*Exercise goal*
Without the pictures, give the records again exactly as they appear.

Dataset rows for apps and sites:
────────────────────────────────────────

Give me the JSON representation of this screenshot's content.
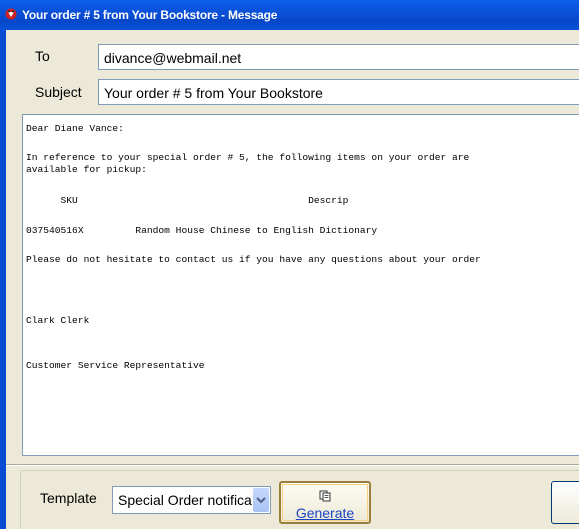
{
  "window": {
    "title": "Your order # 5 from Your Bookstore - Message",
    "app_icon": "app-logo-icon"
  },
  "to": {
    "label": "To",
    "value": "divance@webmail.net"
  },
  "subject": {
    "label": "Subject",
    "value": "Your order # 5 from Your Bookstore"
  },
  "message": {
    "lines": [
      "Dear Diane Vance:",
      "In reference to your special order # 5, the following items on your order are",
      "available for pickup:",
      "      SKU                                        Descrip",
      "037540516X         Random House Chinese to English Dictionary",
      "Please do not hesitate to contact us if you have any questions about your order",
      "Clark Clerk",
      "Customer Service Representative"
    ]
  },
  "footer": {
    "template_label": "Template",
    "template_value": "Special Order notification",
    "generate_label": "Generate",
    "generate_icon": "copy-icon",
    "dropdown_icon": "chevron-down-icon"
  },
  "colors": {
    "titlebar": "#0a4fd6",
    "window_bg": "#ece9d8",
    "field_border": "#7f9db9"
  }
}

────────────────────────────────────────

*Final answer*
Give me the JSON representation of this screenshot's content.
{
  "window": {
    "title": "Your order # 5 from Your Bookstore - Message",
    "app_icon": "app-logo-icon"
  },
  "to": {
    "label": "To",
    "value": "divance@webmail.net"
  },
  "subject": {
    "label": "Subject",
    "value": "Your order # 5 from Your Bookstore"
  },
  "message": {
    "lines": [
      "Dear Diane Vance:",
      "In reference to your special order # 5, the following items on your order are",
      "available for pickup:",
      "      SKU                                        Descrip",
      "037540516X         Random House Chinese to English Dictionary",
      "Please do not hesitate to contact us if you have any questions about your order",
      "Clark Clerk",
      "Customer Service Representative"
    ]
  },
  "footer": {
    "template_label": "Template",
    "template_value": "Special Order notification",
    "generate_label": "Generate",
    "generate_icon": "copy-icon",
    "dropdown_icon": "chevron-down-icon"
  },
  "colors": {
    "titlebar": "#0a4fd6",
    "window_bg": "#ece9d8",
    "field_border": "#7f9db9"
  }
}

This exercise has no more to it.